» WHAT NEEDS TO BE DONE: Copy each line of the records that contains the word "JSON".

------------------------

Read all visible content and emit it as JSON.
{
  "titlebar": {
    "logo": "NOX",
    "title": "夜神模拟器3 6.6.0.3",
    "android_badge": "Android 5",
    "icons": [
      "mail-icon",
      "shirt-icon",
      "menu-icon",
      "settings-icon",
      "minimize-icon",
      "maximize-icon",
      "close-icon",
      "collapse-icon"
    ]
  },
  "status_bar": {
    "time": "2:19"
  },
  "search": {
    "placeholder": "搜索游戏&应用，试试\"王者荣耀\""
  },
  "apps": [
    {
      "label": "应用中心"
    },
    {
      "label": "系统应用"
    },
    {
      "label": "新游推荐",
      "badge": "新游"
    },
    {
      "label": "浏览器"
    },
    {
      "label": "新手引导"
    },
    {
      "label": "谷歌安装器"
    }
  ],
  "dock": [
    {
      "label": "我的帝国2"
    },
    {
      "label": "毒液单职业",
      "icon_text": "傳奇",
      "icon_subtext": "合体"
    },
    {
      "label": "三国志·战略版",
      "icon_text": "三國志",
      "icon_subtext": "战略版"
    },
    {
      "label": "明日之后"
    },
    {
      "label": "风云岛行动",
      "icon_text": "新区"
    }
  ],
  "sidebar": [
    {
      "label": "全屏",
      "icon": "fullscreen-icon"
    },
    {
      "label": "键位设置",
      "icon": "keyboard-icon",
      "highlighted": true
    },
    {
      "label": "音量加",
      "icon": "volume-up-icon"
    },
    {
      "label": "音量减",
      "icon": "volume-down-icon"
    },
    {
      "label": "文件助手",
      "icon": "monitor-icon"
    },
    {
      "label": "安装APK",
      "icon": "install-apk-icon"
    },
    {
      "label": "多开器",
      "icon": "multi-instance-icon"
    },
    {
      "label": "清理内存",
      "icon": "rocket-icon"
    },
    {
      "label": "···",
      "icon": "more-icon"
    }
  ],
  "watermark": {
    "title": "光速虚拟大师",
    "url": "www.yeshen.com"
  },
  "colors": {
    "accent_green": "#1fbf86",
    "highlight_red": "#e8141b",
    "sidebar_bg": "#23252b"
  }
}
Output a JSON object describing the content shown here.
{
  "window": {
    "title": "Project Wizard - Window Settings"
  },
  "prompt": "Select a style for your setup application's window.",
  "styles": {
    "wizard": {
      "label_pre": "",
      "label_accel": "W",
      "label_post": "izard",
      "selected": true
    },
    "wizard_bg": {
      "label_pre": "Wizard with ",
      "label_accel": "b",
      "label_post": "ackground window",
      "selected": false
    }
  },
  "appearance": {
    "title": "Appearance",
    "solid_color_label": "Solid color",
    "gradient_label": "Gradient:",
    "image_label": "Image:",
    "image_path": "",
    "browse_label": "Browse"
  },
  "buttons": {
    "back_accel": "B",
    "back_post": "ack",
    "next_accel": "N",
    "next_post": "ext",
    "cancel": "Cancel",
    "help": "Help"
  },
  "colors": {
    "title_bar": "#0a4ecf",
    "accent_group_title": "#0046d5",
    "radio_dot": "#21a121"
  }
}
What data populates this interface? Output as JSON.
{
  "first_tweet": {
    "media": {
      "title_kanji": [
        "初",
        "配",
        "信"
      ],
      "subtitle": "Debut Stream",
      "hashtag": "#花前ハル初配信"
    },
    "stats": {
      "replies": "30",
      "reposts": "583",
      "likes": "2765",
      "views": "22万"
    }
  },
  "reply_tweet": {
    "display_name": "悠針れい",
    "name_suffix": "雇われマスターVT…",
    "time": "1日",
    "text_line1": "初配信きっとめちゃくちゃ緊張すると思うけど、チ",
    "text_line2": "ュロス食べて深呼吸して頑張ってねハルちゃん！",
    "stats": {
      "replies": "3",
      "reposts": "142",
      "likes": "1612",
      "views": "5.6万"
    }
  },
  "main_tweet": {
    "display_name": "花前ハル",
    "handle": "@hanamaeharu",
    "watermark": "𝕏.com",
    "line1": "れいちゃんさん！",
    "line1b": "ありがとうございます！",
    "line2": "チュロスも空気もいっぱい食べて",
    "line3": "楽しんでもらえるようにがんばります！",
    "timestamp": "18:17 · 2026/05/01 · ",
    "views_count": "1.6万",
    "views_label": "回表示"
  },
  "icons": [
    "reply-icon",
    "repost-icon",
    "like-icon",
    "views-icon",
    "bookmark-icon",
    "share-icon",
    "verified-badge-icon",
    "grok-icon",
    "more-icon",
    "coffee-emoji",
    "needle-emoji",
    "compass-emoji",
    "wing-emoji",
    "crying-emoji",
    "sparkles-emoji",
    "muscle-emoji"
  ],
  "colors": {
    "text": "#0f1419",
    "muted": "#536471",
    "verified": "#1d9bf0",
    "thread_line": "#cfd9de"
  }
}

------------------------

» RESULT OF THIS EXERCISE:
Read all visible content and emit it as JSON.
Output a JSON object describing the content shown here.
What data populates this interface? Output as JSON.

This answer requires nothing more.